◆ Exercise aim: All of the data must be returned word for word.

◆ Given information:
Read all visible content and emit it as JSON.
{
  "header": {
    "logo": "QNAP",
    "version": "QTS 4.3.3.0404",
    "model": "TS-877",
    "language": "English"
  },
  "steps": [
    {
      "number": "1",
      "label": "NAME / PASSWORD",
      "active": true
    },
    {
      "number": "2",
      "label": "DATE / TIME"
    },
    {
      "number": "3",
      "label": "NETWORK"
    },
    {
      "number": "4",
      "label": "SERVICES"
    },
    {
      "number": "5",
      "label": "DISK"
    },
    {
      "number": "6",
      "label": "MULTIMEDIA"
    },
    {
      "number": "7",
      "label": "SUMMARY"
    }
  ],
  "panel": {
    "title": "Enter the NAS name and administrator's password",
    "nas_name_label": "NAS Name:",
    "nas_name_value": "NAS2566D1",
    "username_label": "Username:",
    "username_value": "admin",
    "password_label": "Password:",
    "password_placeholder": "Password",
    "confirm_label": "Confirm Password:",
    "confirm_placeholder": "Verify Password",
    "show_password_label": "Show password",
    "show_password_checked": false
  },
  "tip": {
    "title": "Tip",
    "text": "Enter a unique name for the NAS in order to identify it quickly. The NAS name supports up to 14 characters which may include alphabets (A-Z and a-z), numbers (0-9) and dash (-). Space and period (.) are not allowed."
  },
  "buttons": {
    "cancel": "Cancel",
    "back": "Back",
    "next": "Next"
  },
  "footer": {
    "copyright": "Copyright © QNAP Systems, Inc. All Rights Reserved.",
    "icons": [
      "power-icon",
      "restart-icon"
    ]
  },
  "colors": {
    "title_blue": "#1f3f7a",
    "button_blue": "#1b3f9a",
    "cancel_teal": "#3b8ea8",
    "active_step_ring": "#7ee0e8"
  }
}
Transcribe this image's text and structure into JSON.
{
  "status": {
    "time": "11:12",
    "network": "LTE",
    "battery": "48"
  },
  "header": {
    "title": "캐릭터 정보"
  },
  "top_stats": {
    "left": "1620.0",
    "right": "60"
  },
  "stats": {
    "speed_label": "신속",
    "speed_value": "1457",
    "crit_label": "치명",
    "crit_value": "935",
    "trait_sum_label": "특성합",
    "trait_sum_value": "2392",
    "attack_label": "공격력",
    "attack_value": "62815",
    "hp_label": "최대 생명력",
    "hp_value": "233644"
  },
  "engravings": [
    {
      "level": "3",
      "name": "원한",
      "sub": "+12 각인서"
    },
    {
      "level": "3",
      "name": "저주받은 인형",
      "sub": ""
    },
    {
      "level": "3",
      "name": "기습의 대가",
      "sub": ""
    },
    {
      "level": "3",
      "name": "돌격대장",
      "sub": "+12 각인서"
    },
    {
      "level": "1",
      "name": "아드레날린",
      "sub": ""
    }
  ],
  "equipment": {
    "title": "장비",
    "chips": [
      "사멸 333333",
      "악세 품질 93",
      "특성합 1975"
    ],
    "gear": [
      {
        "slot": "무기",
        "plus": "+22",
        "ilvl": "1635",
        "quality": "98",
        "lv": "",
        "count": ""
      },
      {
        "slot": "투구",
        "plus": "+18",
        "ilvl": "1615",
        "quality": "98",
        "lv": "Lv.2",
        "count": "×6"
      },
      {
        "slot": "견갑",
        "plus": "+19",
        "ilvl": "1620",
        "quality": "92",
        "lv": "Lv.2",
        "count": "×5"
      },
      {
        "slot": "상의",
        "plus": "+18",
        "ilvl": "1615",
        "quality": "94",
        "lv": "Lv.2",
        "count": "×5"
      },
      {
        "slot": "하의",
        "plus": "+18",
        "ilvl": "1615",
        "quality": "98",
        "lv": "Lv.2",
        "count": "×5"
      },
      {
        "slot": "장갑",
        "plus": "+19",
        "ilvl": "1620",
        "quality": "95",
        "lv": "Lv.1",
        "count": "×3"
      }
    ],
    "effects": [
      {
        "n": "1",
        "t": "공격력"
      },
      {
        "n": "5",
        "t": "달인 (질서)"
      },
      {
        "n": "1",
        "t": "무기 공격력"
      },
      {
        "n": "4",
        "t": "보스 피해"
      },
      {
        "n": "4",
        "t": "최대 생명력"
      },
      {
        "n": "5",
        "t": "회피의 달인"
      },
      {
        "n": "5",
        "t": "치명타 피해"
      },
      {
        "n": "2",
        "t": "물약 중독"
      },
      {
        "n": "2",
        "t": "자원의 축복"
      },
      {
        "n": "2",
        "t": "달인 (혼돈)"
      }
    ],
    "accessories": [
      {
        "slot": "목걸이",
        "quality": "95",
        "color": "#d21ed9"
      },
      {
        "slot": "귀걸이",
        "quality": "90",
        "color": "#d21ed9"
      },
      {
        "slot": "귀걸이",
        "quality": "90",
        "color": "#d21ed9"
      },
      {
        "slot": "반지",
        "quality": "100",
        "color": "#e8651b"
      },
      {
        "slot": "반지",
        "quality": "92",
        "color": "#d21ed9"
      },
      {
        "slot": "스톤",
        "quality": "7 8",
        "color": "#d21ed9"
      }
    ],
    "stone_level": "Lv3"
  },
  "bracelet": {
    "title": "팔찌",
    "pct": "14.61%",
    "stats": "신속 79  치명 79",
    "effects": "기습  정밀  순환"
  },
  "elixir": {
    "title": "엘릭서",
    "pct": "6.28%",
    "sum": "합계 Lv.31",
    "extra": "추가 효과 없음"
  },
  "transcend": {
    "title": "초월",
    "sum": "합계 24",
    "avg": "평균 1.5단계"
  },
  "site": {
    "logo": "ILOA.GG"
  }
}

◆ Task answer:
Read all visible content and emit it as JSON.
{
  "header": {
    "logo": "QNAP",
    "version": "QTS 4.3.3.0404",
    "model": "TS-877",
    "language": "English"
  },
  "steps": [
    {
      "number": "1",
      "label": "NAME / PASSWORD",
      "active": true
    },
    {
      "number": "2",
      "label": "DATE / TIME"
    },
    {
      "number": "3",
      "label": "NETWORK"
    },
    {
      "number": "4",
      "label": "SERVICES"
    },
    {
      "number": "5",
      "label": "DISK"
    },
    {
      "number": "6",
      "label": "MULTIMEDIA"
    },
    {
      "number": "7",
      "label": "SUMMARY"
    }
  ],
  "panel": {
    "title": "Enter the NAS name and administrator's password",
    "nas_name_label": "NAS Name:",
    "nas_name_value": "NAS2566D1",
    "username_label": "Username:",
    "username_value": "admin",
    "password_label": "Password:",
    "password_placeholder": "Password",
    "confirm_label": "Confirm Password:",
    "confirm_placeholder": "Verify Password",
    "show_password_label": "Show password",
    "show_password_checked": false
  },
  "tip": {
    "title": "Tip",
    "text": "Enter a unique name for the NAS in order to identify it quickly. The NAS name supports up to 14 characters which may include alphabets (A-Z and a-z), numbers (0-9) and dash (-). Space and period (.) are not allowed."
  },
  "buttons": {
    "cancel": "Cancel",
    "back": "Back",
    "next": "Next"
  },
  "footer": {
    "copyright": "Copyright © QNAP Systems, Inc. All Rights Reserved.",
    "icons": [
      "power-icon",
      "restart-icon"
    ]
  },
  "colors": {
    "title_blue": "#1f3f7a",
    "button_blue": "#1b3f9a",
    "cancel_teal": "#3b8ea8",
    "active_step_ring": "#7ee0e8"
  }
}
Transcribe this image's text and structure into JSON.
{
  "status": {
    "time": "11:12",
    "network": "LTE",
    "battery": "48"
  },
  "header": {
    "title": "캐릭터 정보"
  },
  "top_stats": {
    "left": "1620.0",
    "right": "60"
  },
  "stats": {
    "speed_label": "신속",
    "speed_value": "1457",
    "crit_label": "치명",
    "crit_value": "935",
    "trait_sum_label": "특성합",
    "trait_sum_value": "2392",
    "attack_label": "공격력",
    "attack_value": "62815",
    "hp_label": "최대 생명력",
    "hp_value": "233644"
  },
  "engravings": [
    {
      "level": "3",
      "name": "원한",
      "sub": "+12 각인서"
    },
    {
      "level": "3",
      "name": "저주받은 인형",
      "sub": ""
    },
    {
      "level": "3",
      "name": "기습의 대가",
      "sub": ""
    },
    {
      "level": "3",
      "name": "돌격대장",
      "sub": "+12 각인서"
    },
    {
      "level": "1",
      "name": "아드레날린",
      "sub": ""
    }
  ],
  "equipment": {
    "title": "장비",
    "chips": [
      "사멸 333333",
      "악세 품질 93",
      "특성합 1975"
    ],
    "gear": [
      {
        "slot": "무기",
        "plus": "+22",
        "ilvl": "1635",
        "quality": "98",
        "lv": "",
        "count": ""
      },
      {
        "slot": "투구",
        "plus": "+18",
        "ilvl": "1615",
        "quality": "98",
        "lv": "Lv.2",
        "count": "×6"
      },
      {
        "slot": "견갑",
        "plus": "+19",
        "ilvl": "1620",
        "quality": "92",
        "lv": "Lv.2",
        "count": "×5"
      },
      {
        "slot": "상의",
        "plus": "+18",
        "ilvl": "1615",
        "quality": "94",
        "lv": "Lv.2",
        "count": "×5"
      },
      {
        "slot": "하의",
        "plus": "+18",
        "ilvl": "1615",
        "quality": "98",
        "lv": "Lv.2",
        "count": "×5"
      },
      {
        "slot": "장갑",
        "plus": "+19",
        "ilvl": "1620",
        "quality": "95",
        "lv": "Lv.1",
        "count": "×3"
      }
    ],
    "effects": [
      {
        "n": "1",
        "t": "공격력"
      },
      {
        "n": "5",
        "t": "달인 (질서)"
      },
      {
        "n": "1",
        "t": "무기 공격력"
      },
      {
        "n": "4",
        "t": "보스 피해"
      },
      {
        "n": "4",
        "t": "최대 생명력"
      },
      {
        "n": "5",
        "t": "회피의 달인"
      },
      {
        "n": "5",
        "t": "치명타 피해"
      },
      {
        "n": "2",
        "t": "물약 중독"
      },
      {
        "n": "2",
        "t": "자원의 축복"
      },
      {
        "n": "2",
        "t": "달인 (혼돈)"
      }
    ],
    "accessories": [
      {
        "slot": "목걸이",
        "quality": "95",
        "color": "#d21ed9"
      },
      {
        "slot": "귀걸이",
        "quality": "90",
        "color": "#d21ed9"
      },
      {
        "slot": "귀걸이",
        "quality": "90",
        "color": "#d21ed9"
      },
      {
        "slot": "반지",
        "quality": "100",
        "color": "#e8651b"
      },
      {
        "slot": "반지",
        "quality": "92",
        "color": "#d21ed9"
      },
      {
        "slot": "스톤",
        "quality": "7 8",
        "color": "#d21ed9"
      }
    ],
    "stone_level": "Lv3"
  },
  "bracelet": {
    "title": "팔찌",
    "pct": "14.61%",
    "stats": "신속 79  치명 79",
    "effects": "기습  정밀  순환"
  },
  "elixir": {
    "title": "엘릭서",
    "pct": "6.28%",
    "sum": "합계 Lv.31",
    "extra": "추가 효과 없음"
  },
  "transcend": {
    "title": "초월",
    "sum": "합계 24",
    "avg": "평균 1.5단계"
  },
  "site": {
    "logo": "ILOA.GG"
  }
}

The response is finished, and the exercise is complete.